These might be the last pieces I'll do from photographs for a while as I will soon be tooling up for a major plein air event in March.   Plein air, for those that don't speak Art, is French for "Painting outside while wearing a big hat and ignoring tourists who want to come up and talk to you while you're desperately trying to determine the correct shade of blue to make a shadow before the sun moves and you're totally screwed."

It all started when I took a Plein Air workshop a couple weeks back from painter Diane McClary.   I can't say I immediately excelled at the Plein Air thing but it definitely excited me and Diane opened my eyes to a lot of things.  I learned a lot. In mid March, The Borrego Art Institute will host 21 noted plein air painters from around the country and they also want to have local participation.  I'll be among the local participants.

Not sure where this will take me.  Hopefully more sales.  Definitely more experience and a chance to meet and learn from some real pros.   

Fire it up, Geoff.  
Fire it up.

Saturday, February 14, 2009

The real reason I have a blog

I put up a couple months of actual content now and I'm proud, but now that that's done its time to reveal the real reason I or anybody has a blog....

Youtube videos.

Thursday, February 5, 2009

Look, Ma! I'm a graphic designer!

Volunteered to design the poster for the local production of "I Do! I Do!"

Had fun putting on the Graphic Designer hat and taking Adobe Illustrator for a spin.  Turns out I knew even less about Illustrator than I remember thinking I did....

A little bit nervous my animation team is going to read this post and say... "Hey, he's got time to do theater posters but he can't finish a puny little stack of storyboards for the film?"

All I can say is... sorry guys.  

 You know about my weakness for musical theater.

Saturday, January 31, 2009

Drinking and Drawing and Jamming

Friday before last I was at one of the Borrego Springs night spots (is there more than one?) and this group was playing.  Their name is TNT.  An excellent bar band and a very nice bunch of guys.  As they were playing, I was sketching, and then we got to talking during the break and then they even let me sit on the drums for a few songs!   A big thank you to Tom, T.J., and Michael for a fun night!

To Borrego people:  February 20 they will be at Carlee's.  9 o'clock.  Check em out!

Friday, January 23, 2009

More Sketchbook Dump

Some color portraits I found.  These are all from photographs.

Charles Mingus.  2003

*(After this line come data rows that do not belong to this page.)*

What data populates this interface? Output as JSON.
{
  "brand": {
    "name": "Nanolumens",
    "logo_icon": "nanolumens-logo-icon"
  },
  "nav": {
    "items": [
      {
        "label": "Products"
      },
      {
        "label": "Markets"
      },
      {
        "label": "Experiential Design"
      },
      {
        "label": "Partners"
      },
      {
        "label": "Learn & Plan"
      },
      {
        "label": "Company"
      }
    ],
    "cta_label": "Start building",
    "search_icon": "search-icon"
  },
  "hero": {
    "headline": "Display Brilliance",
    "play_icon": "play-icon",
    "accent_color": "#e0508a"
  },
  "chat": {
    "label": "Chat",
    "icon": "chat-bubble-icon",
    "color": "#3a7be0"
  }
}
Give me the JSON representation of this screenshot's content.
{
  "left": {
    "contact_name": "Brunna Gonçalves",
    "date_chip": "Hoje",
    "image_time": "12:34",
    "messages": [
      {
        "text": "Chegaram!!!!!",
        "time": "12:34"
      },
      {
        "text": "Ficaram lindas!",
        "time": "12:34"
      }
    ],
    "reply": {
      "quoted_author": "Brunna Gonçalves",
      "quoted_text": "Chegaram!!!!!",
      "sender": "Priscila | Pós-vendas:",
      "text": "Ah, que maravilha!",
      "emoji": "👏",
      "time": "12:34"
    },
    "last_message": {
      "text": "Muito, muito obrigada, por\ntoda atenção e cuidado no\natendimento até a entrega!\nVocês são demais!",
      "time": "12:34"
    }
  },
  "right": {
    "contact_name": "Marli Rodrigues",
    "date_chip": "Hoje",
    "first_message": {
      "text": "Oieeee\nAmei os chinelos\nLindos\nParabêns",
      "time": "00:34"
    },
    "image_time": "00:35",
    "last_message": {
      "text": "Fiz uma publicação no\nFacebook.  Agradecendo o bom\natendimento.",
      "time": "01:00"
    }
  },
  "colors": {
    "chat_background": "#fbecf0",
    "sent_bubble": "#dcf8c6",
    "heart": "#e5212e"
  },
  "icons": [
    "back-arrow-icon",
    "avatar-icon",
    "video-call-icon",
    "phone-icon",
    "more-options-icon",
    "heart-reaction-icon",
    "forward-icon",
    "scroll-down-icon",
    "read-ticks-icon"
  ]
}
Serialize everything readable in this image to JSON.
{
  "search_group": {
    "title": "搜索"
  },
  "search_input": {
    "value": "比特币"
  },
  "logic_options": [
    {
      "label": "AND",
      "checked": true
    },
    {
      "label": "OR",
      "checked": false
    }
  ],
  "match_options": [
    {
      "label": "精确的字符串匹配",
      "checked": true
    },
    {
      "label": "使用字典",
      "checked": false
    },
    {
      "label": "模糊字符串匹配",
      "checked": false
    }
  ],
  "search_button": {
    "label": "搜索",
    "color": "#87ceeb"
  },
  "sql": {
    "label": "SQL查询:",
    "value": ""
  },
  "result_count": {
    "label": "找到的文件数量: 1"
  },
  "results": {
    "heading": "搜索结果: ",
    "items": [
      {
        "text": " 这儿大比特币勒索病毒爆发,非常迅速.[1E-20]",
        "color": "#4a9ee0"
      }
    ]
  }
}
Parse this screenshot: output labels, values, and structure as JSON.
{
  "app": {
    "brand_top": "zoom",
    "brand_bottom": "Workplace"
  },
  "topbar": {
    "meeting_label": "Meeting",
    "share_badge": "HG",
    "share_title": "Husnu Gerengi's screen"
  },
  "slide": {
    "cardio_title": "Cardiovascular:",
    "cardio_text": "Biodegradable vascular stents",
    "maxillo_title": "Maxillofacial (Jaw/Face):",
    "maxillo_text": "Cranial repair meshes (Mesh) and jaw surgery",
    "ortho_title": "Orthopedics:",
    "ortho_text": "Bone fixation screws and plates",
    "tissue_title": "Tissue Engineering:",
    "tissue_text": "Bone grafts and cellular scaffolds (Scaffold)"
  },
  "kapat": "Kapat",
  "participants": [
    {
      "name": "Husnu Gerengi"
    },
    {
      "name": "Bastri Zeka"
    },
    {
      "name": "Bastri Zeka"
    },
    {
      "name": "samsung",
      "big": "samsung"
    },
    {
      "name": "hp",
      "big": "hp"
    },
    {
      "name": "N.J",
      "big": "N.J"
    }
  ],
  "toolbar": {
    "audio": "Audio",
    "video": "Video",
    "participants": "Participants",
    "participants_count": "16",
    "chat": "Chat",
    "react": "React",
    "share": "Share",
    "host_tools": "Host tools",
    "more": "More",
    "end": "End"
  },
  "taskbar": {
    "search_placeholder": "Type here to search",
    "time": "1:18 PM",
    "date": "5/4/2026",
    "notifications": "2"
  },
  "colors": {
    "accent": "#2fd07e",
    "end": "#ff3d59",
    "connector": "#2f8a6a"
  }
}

Some Lady With A Hat.  2003

Black Francis.  2003

Tuesday, January 20, 2009

Happy Obama Day!

Recently released footage: President, Vice President, Secretary of State and First Lady departing from the inauguration ceremony.

An award winning animated gif. Not mine.

Happy Obama Day!

Obviously I'm happy about this day. And more than that, I'm happy that my country is happy about this day.

Our country has been in a wilderness for so long. Today feels like a homecoming.

Saturday, January 17, 2009

Andrew Wyeth, R.I.P.

As long as I've been studying art and painting I've loved his work.  He was one of the greats.

And while I've admired his work for a very long time, and I'm very much aware of his artistic beginnings and his famous father, only now that I'm reading the obituaries am I aware of some of the 'controversies' of his life.  He apparently was not universally beloved by the art critics of his day and apparently when Helga was undressed she did more than just stand still for Andrew (or did she?).  Regarding the former, the average art critic wouldn't have a single bad word to say about a painter like Wyeth if it weren't for the fact that millions of dollars are riding on various artistic trends and it seems that in the art world a new movement can't be pushed forward except at the expense of an old one.  And as for Helga... so what?

The real question is...

Who was the last painter that anyone cared about enough to get the cover of Time magazine?